We can argue some other time about whether or not some kind of bailout was necessary or what we should have gotten in return. The point here is that big fat financial houses like Goldman Sachs would have received pennies on the dollar for their AIG-backed credit default swaps had AIG gone into bankruptcy court. Instead, Goldman and others received par value and that money is now funding their mammoth profits and bonuses. (Spewing more corporate fiction, Goldman Sachs and JP Morgan Chase say they had been carefully hedged and would not have suffered from an AIG bankruptcy. Baloney. If AIG had gone under without a Federal rescue, those big banks would have gone down too or teetered on the edge.)

Here is precisely where free-market capitalism metastasizes into the billionaire bailout society. Goldman Sachs believed they had adequately covered $12.9 billion of its toxic assets by purchasing insurance from AIG. In fact, they believed those toxic assets plus the insurance made them as good as gold and part of their capital base.

In effect Goldman had placed two kinds of bets. First they bet on the toxic assets which were extremely lucrative, but risky. Then they bet that AIG could successfully insure them against losses on that first bet. They lost both bets. Too bad. That's capitalism….or used to be.

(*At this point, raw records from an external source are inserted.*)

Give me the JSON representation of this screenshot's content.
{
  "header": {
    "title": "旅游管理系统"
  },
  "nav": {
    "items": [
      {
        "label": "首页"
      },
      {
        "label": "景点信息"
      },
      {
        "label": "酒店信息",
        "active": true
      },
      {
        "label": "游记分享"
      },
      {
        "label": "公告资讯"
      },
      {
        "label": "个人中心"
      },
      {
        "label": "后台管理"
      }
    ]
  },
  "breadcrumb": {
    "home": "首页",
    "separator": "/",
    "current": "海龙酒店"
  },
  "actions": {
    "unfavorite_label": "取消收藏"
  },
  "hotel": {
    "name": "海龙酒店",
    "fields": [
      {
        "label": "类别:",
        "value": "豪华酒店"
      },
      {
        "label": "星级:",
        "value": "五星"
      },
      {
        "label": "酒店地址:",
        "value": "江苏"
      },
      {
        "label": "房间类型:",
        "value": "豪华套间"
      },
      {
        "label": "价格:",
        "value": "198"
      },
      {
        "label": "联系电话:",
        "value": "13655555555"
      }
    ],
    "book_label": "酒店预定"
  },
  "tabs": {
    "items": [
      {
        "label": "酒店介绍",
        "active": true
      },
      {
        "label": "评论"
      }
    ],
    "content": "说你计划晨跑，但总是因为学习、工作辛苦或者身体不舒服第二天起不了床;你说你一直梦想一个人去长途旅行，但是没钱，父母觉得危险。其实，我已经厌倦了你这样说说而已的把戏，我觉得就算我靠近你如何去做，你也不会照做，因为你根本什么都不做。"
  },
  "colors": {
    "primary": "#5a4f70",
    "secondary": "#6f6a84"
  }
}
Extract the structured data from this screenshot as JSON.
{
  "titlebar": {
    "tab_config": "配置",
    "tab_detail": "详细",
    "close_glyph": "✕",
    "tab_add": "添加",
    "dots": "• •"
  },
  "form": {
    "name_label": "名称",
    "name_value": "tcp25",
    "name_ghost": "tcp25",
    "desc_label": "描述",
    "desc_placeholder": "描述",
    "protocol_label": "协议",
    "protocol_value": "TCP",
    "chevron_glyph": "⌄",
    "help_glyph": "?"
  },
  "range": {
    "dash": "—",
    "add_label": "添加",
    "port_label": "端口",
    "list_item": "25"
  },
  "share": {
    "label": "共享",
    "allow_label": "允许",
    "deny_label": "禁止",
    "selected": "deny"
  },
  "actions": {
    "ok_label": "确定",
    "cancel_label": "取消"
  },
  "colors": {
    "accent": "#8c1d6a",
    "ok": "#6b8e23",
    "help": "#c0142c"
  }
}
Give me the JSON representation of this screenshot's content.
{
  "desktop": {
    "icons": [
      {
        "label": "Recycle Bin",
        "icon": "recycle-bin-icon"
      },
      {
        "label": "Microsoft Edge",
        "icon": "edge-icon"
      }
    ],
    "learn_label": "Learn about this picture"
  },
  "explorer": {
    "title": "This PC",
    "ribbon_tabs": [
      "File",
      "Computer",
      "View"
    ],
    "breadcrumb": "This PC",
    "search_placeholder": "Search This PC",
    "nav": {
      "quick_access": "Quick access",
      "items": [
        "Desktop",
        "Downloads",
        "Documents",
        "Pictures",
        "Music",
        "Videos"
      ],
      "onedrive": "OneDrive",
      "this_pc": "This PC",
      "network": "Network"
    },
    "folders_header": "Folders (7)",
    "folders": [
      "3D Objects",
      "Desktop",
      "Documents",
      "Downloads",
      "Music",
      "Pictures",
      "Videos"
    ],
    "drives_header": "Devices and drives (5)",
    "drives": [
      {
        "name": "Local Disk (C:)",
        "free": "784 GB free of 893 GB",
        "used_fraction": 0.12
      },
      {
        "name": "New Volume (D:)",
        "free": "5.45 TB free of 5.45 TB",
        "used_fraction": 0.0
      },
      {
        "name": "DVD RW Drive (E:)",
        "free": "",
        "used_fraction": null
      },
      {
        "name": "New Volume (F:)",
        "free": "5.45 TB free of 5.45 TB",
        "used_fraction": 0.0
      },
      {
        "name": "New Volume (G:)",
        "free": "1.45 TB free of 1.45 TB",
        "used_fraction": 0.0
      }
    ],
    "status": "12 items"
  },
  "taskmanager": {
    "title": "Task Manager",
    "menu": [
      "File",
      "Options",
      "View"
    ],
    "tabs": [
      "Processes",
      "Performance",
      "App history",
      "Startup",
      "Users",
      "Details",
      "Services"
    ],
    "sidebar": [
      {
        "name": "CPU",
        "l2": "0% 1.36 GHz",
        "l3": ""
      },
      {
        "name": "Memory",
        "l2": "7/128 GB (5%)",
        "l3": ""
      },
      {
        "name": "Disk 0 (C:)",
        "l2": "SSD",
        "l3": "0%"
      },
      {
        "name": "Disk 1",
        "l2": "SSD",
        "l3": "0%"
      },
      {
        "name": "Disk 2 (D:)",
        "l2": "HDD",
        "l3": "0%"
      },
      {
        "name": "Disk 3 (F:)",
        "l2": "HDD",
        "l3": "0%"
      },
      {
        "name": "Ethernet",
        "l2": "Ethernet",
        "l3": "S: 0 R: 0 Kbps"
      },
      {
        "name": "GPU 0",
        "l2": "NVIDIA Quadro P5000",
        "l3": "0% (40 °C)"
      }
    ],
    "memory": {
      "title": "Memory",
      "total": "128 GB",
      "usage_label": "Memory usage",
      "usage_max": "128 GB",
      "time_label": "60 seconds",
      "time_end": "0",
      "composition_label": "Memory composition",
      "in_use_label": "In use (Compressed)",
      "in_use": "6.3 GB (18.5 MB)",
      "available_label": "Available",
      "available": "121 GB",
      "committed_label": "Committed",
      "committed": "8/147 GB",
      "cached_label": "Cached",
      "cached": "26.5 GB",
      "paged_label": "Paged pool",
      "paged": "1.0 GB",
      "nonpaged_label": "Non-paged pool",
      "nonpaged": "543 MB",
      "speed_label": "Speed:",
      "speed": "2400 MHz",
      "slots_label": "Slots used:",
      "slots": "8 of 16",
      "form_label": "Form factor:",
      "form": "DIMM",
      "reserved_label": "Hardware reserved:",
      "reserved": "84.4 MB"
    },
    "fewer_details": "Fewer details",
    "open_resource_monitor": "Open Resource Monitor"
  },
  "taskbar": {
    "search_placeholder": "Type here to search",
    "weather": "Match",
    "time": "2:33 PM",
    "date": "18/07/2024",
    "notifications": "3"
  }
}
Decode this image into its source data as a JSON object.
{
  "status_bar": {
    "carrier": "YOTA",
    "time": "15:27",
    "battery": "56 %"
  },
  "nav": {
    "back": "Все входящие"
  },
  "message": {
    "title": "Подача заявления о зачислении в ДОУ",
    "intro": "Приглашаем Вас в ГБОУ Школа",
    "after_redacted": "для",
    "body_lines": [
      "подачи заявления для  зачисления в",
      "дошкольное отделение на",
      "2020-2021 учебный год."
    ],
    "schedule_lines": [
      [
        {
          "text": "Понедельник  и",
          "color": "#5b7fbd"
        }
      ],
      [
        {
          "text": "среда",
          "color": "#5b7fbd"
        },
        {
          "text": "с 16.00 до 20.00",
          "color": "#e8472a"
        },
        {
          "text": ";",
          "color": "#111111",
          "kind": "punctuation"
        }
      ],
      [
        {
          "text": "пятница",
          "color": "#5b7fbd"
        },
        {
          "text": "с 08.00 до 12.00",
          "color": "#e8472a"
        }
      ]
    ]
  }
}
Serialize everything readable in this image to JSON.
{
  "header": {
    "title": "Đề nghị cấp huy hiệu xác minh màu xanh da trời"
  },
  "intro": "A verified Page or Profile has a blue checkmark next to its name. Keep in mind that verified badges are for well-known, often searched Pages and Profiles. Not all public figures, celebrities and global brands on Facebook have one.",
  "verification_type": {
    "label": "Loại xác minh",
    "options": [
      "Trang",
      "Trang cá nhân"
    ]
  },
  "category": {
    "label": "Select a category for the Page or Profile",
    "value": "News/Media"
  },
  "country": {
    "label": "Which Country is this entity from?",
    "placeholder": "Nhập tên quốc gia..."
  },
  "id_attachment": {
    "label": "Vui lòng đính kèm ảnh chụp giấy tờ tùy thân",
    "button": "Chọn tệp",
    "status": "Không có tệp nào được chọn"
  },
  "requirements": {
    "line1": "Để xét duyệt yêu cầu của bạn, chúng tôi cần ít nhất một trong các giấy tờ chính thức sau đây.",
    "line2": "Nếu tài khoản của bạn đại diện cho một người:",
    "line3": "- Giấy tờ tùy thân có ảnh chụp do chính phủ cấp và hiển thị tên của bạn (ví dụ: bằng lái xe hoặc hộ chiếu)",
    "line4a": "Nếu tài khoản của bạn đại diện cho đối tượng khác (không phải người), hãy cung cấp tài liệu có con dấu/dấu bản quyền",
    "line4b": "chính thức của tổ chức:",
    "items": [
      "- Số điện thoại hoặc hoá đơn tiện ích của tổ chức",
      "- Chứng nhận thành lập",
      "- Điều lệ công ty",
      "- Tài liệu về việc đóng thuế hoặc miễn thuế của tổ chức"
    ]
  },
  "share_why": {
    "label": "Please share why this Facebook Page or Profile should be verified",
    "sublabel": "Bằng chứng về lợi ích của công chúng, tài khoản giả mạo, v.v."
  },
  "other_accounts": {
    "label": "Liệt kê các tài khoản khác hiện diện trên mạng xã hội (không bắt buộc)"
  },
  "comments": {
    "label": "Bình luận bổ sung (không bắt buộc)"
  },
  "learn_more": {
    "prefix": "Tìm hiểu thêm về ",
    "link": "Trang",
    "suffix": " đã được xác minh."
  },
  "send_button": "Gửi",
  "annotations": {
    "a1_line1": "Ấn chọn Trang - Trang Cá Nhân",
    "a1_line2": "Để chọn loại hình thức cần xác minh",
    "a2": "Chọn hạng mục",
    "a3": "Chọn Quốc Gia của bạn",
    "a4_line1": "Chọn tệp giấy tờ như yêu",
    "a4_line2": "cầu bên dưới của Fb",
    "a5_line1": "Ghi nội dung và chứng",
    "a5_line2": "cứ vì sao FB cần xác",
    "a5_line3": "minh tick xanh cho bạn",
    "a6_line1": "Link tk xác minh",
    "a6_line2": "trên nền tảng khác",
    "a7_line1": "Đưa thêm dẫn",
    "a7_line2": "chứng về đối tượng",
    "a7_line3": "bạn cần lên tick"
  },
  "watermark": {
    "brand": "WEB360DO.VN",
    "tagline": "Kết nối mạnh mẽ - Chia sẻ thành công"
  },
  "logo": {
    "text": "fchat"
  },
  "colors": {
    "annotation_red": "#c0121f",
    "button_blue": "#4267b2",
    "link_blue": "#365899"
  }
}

For losing their bet with AIG, Goldman Sachs should have only received about 20 cents on a dollar in a bankruptcy court. Instead, we bailed out AIG to prevent bankruptcy and Geithner et al pressured AIG to give Goldman Sachs 100 cents on the dollar. As a result, Goldman Sachs suffered no negative consequences at all from betting and losing. That's not capitalism. That's our new billionaire bailout society, where we, the taxpayers, pay off the bad bets. And the super-wealthy get more wealthy even when they lose their bets.

Think about it. Goldman Sachs alone got $12.9 billion - found money. Ka-Ching–right into its bonus pool. (OK, let's be fair. In bankruptcy they may have received $2.58 billion so the net windfall was $10.32 billion, which is about what it would cost to hire 172,000 teachers for one year.)

By all means, let's fire Geithner, and Summers too while we're at it. But if we really want to see some semblance of justice, we should slap a 90 percent windfall profits tax on all Wall Street firms. No matter how you cut it, they're all on welfare and their profits stem directly from our largesse. (Even those banks that have paid back TARP are, right this very minute, at the federal trough sucking up trillions of dollars of federal liquidity programs and asset guarantees.)

If the surging Tea Party really believed in its anti-bailout rhetoric, they'd be screaming for a windfall profits tax. But instead they so hate government and taxes that they'd rather let the biggest bankers in the world take our money and laugh all the way to the bank….in the Cayman Islands.

Les Leopold is the author of The Looting of America: How Wall Street's Game of Fantasy Finance destroyed our Jobs, Pensions and Prosperity, and What We Can Do About It, Chelsea Green Publishing, June 2009.

This article was originally published on the Huffington Post.